• [Supplied data]:
>>>

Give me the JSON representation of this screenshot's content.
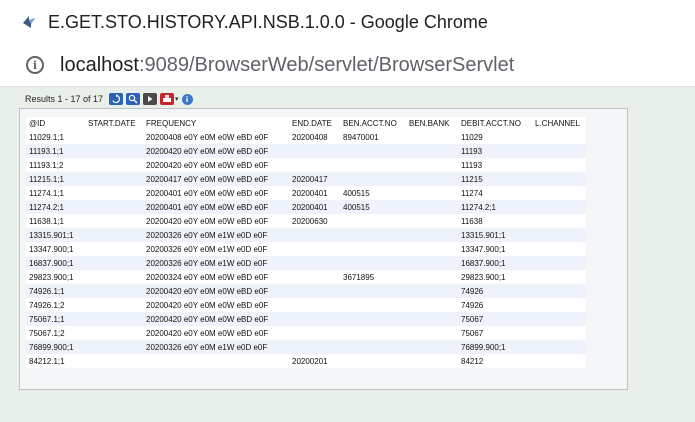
{
  "window": {
    "title": "E.GET.STO.HISTORY.API.NSB.1.0.0 - Google Chrome"
  },
  "address_bar": {
    "host": "localhost",
    "path": ":9089/BrowserWeb/servlet/BrowserServlet"
  },
  "toolbar": {
    "results_label": "Results 1 - 17 of 17",
    "icons": [
      "refresh-icon",
      "search-icon",
      "next-icon",
      "print-icon",
      "info-icon"
    ]
  },
  "table": {
    "columns": [
      "@ID",
      "START.DATE",
      "FREQUENCY",
      "END.DATE",
      "BEN.ACCT.NO",
      "BEN.BANK",
      "DEBIT.ACCT.NO",
      "L.CHANNEL"
    ],
    "rows": [
      [
        "11029.1;1",
        "",
        "20200408 e0Y e0M e0W eBD e0F",
        "20200408",
        "89470001",
        "",
        "11029",
        ""
      ],
      [
        "11193.1;1",
        "",
        "20200420 e0Y e0M e0W eBD e0F",
        "",
        "",
        "",
        "11193",
        ""
      ],
      [
        "11193.1;2",
        "",
        "20200420 e0Y e0M e0W eBD e0F",
        "",
        "",
        "",
        "11193",
        ""
      ],
      [
        "11215.1;1",
        "",
        "20200417 e0Y e0M e0W eBD e0F",
        "20200417",
        "",
        "",
        "11215",
        ""
      ],
      [
        "11274.1;1",
        "",
        "20200401 e0Y e0M e0W eBD e0F",
        "20200401",
        "400515",
        "",
        "11274",
        ""
      ],
      [
        "11274.2;1",
        "",
        "20200401 e0Y e0M e0W eBD e0F",
        "20200401",
        "400515",
        "",
        "11274.2;1",
        ""
      ],
      [
        "11638.1;1",
        "",
        "20200420 e0Y e0M e0W eBD e0F",
        "20200630",
        "",
        "",
        "11638",
        ""
      ],
      [
        "13315.901;1",
        "",
        "20200326 e0Y e0M e1W e0D e0F",
        "",
        "",
        "",
        "13315.901;1",
        ""
      ],
      [
        "13347.900;1",
        "",
        "20200326 e0Y e0M e1W e0D e0F",
        "",
        "",
        "",
        "13347.900;1",
        ""
      ],
      [
        "16837.900;1",
        "",
        "20200326 e0Y e0M e1W e0D e0F",
        "",
        "",
        "",
        "16837.900;1",
        ""
      ],
      [
        "29823.900;1",
        "",
        "20200324 e0Y e0M e0W eBD e0F",
        "",
        "3671895",
        "",
        "29823.900;1",
        ""
      ],
      [
        "74926.1;1",
        "",
        "20200420 e0Y e0M e0W eBD e0F",
        "",
        "",
        "",
        "74926",
        ""
      ],
      [
        "74926.1;2",
        "",
        "20200420 e0Y e0M e0W eBD e0F",
        "",
        "",
        "",
        "74926",
        ""
      ],
      [
        "75067.1;1",
        "",
        "20200420 e0Y e0M e0W eBD e0F",
        "",
        "",
        "",
        "75067",
        ""
      ],
      [
        "75067.1;2",
        "",
        "20200420 e0Y e0M e0W eBD e0F",
        "",
        "",
        "",
        "75067",
        ""
      ],
      [
        "76899.900;1",
        "",
        "20200326 e0Y e0M e1W e0D e0F",
        "",
        "",
        "",
        "76899.900;1",
        ""
      ],
      [
        "84212.1;1",
        "",
        "",
        "20200201",
        "",
        "",
        "84212",
        ""
      ]
    ]
  },
  "colors": {
    "page_bg": "#e9f0e9",
    "panel_bg": "#f4f6f8",
    "row_alt": "#eef2fb"
  }
}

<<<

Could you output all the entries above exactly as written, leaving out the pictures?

• [Solution below]:
Give me the JSON representation of this screenshot's content.
{
  "window": {
    "title": "E.GET.STO.HISTORY.API.NSB.1.0.0 - Google Chrome"
  },
  "address_bar": {
    "host": "localhost",
    "path": ":9089/BrowserWeb/servlet/BrowserServlet"
  },
  "toolbar": {
    "results_label": "Results 1 - 17 of 17",
    "icons": [
      "refresh-icon",
      "search-icon",
      "next-icon",
      "print-icon",
      "info-icon"
    ]
  },
  "table": {
    "columns": [
      "@ID",
      "START.DATE",
      "FREQUENCY",
      "END.DATE",
      "BEN.ACCT.NO",
      "BEN.BANK",
      "DEBIT.ACCT.NO",
      "L.CHANNEL"
    ],
    "rows": [
      [
        "11029.1;1",
        "",
        "20200408 e0Y e0M e0W eBD e0F",
        "20200408",
        "89470001",
        "",
        "11029",
        ""
      ],
      [
        "11193.1;1",
        "",
        "20200420 e0Y e0M e0W eBD e0F",
        "",
        "",
        "",
        "11193",
        ""
      ],
      [
        "11193.1;2",
        "",
        "20200420 e0Y e0M e0W eBD e0F",
        "",
        "",
        "",
        "11193",
        ""
      ],
      [
        "11215.1;1",
        "",
        "20200417 e0Y e0M e0W eBD e0F",
        "20200417",
        "",
        "",
        "11215",
        ""
      ],
      [
        "11274.1;1",
        "",
        "20200401 e0Y e0M e0W eBD e0F",
        "20200401",
        "400515",
        "",
        "11274",
        ""
      ],
      [
        "11274.2;1",
        "",
        "20200401 e0Y e0M e0W eBD e0F",
        "20200401",
        "400515",
        "",
        "11274.2;1",
        ""
      ],
      [
        "11638.1;1",
        "",
        "20200420 e0Y e0M e0W eBD e0F",
        "20200630",
        "",
        "",
        "11638",
        ""
      ],
      [
        "13315.901;1",
        "",
        "20200326 e0Y e0M e1W e0D e0F",
        "",
        "",
        "",
        "13315.901;1",
        ""
      ],
      [
        "13347.900;1",
        "",
        "20200326 e0Y e0M e1W e0D e0F",
        "",
        "",
        "",
        "13347.900;1",
        ""
      ],
      [
        "16837.900;1",
        "",
        "20200326 e0Y e0M e1W e0D e0F",
        "",
        "",
        "",
        "16837.900;1",
        ""
      ],
      [
        "29823.900;1",
        "",
        "20200324 e0Y e0M e0W eBD e0F",
        "",
        "3671895",
        "",
        "29823.900;1",
        ""
      ],
      [
        "74926.1;1",
        "",
        "20200420 e0Y e0M e0W eBD e0F",
        "",
        "",
        "",
        "74926",
        ""
      ],
      [
        "74926.1;2",
        "",
        "20200420 e0Y e0M e0W eBD e0F",
        "",
        "",
        "",
        "74926",
        ""
      ],
      [
        "75067.1;1",
        "",
        "20200420 e0Y e0M e0W eBD e0F",
        "",
        "",
        "",
        "75067",
        ""
      ],
      [
        "75067.1;2",
        "",
        "20200420 e0Y e0M e0W eBD e0F",
        "",
        "",
        "",
        "75067",
        ""
      ],
      [
        "76899.900;1",
        "",
        "20200326 e0Y e0M e1W e0D e0F",
        "",
        "",
        "",
        "76899.900;1",
        ""
      ],
      [
        "84212.1;1",
        "",
        "",
        "20200201",
        "",
        "",
        "84212",
        ""
      ]
    ]
  },
  "colors": {
    "page_bg": "#e9f0e9",
    "panel_bg": "#f4f6f8",
    "row_alt": "#eef2fb"
  }
}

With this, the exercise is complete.